"""

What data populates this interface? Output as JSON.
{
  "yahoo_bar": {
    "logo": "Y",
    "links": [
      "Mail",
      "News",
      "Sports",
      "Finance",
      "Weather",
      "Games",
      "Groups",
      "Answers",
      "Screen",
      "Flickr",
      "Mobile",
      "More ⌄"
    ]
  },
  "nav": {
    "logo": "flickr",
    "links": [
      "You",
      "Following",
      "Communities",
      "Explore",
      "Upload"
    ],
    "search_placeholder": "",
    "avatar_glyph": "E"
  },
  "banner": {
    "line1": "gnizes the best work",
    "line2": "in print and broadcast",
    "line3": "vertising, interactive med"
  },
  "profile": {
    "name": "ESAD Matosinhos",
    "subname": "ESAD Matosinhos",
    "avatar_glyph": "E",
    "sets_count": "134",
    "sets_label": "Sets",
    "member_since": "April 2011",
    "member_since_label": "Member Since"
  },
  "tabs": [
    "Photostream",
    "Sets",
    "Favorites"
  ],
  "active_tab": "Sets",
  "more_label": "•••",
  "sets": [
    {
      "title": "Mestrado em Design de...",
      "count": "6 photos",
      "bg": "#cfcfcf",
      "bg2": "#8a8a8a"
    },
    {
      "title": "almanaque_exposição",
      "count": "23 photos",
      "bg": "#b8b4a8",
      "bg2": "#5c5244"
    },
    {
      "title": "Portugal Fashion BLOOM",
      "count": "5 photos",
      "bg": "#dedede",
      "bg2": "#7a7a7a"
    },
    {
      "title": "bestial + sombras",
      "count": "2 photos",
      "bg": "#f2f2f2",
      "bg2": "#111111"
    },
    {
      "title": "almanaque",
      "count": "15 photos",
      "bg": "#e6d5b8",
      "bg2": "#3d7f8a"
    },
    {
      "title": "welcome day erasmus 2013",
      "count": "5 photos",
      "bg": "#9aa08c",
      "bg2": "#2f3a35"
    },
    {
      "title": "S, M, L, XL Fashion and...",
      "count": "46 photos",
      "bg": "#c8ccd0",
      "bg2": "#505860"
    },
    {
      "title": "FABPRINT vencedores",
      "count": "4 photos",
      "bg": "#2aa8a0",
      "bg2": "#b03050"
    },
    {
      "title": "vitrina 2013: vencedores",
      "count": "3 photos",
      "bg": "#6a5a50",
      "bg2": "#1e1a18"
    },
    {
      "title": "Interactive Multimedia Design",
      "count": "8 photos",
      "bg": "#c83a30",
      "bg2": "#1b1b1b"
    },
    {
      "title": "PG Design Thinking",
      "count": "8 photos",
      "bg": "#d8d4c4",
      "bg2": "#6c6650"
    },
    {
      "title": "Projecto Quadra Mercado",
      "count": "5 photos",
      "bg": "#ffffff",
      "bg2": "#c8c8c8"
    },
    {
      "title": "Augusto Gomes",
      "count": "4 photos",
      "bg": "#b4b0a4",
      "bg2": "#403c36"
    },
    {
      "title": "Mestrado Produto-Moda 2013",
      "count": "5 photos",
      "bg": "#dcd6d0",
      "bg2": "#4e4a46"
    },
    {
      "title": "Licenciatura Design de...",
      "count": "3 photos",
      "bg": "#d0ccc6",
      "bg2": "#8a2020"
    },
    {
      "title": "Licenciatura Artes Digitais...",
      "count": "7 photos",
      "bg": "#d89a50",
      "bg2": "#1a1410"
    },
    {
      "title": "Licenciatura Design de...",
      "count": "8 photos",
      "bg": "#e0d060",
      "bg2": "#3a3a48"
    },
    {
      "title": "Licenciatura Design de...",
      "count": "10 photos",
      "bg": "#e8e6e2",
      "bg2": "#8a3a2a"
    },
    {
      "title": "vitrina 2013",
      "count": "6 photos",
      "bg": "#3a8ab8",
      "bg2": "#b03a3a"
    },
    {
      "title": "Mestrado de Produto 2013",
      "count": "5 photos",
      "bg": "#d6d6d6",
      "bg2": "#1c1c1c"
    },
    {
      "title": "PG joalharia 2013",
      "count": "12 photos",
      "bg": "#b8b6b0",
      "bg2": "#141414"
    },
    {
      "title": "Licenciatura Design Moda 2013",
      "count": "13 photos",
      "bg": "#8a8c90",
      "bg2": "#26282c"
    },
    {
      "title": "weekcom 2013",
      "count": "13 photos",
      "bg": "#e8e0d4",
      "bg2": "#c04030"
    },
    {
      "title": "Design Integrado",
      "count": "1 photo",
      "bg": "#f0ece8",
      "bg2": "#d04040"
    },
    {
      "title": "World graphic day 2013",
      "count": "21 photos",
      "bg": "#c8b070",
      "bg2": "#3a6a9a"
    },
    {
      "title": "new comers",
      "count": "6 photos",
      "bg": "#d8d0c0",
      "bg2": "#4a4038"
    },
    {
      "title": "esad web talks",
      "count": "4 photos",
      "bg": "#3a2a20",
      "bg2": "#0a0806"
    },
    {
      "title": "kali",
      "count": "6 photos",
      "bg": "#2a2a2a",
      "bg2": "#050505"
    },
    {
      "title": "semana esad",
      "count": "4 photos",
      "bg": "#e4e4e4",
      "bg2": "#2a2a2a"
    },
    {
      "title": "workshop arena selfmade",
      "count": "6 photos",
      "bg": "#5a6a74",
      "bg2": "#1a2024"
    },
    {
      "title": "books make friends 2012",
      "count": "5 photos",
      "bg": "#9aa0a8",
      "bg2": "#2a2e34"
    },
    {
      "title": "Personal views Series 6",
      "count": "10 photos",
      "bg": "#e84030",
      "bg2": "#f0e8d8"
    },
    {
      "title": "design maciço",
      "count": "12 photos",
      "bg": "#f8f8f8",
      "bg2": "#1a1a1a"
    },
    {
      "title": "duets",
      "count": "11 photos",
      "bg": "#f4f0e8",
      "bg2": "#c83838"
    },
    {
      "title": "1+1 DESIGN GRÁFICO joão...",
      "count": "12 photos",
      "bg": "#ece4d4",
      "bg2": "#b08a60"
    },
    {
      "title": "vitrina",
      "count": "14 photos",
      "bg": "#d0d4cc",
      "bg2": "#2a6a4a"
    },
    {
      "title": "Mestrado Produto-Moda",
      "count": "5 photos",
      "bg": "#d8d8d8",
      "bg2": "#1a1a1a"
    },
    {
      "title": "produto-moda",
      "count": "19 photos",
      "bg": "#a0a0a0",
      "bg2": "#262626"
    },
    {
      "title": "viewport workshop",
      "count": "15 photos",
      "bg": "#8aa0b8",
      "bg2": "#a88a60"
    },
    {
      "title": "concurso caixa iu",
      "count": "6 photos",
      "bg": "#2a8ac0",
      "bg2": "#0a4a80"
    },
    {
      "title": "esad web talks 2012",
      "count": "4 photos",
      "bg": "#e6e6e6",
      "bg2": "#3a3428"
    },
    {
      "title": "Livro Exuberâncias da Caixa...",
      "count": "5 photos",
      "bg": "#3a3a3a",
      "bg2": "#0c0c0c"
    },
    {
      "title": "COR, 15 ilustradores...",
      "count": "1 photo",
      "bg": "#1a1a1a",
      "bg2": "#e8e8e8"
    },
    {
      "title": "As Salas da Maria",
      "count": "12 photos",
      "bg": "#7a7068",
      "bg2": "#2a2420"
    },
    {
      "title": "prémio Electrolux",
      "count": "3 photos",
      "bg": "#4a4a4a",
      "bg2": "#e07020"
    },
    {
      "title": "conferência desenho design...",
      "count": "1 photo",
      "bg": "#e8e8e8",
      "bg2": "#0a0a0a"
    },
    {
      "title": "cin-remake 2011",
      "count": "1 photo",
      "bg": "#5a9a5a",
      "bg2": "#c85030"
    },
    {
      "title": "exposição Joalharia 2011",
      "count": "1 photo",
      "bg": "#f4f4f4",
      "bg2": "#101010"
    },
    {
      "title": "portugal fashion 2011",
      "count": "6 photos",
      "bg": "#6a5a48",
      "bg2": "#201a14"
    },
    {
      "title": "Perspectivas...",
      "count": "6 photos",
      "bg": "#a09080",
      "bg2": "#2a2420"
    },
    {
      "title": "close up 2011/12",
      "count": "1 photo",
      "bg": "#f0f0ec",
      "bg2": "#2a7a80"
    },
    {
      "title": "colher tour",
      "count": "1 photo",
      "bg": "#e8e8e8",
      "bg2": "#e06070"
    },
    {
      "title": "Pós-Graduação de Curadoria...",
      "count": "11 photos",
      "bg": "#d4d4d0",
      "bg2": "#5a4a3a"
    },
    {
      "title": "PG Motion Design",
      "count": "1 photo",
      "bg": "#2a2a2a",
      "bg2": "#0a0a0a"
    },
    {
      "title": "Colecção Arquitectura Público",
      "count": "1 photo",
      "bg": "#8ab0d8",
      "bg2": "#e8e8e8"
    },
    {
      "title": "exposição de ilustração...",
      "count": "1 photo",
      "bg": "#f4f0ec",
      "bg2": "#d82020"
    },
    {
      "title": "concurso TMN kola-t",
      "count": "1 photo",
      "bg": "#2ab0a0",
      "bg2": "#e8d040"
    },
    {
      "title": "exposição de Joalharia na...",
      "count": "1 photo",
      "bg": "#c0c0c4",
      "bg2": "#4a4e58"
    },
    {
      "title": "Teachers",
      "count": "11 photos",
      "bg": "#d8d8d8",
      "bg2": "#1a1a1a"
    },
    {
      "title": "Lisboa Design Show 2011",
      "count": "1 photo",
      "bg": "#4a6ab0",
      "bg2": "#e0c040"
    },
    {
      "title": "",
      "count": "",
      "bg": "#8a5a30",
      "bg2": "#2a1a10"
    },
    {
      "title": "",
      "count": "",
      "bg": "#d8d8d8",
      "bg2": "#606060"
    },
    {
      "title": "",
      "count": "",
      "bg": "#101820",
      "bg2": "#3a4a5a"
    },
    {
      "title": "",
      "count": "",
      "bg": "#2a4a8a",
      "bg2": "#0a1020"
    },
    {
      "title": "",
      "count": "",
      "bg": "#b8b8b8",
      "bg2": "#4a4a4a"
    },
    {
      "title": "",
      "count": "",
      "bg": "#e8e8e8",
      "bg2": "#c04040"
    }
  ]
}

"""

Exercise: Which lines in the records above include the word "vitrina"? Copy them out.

Task response:
      "title": "vitrina 2013: vencedores",
      "title": "vitrina 2013",
      "title": "vitrina",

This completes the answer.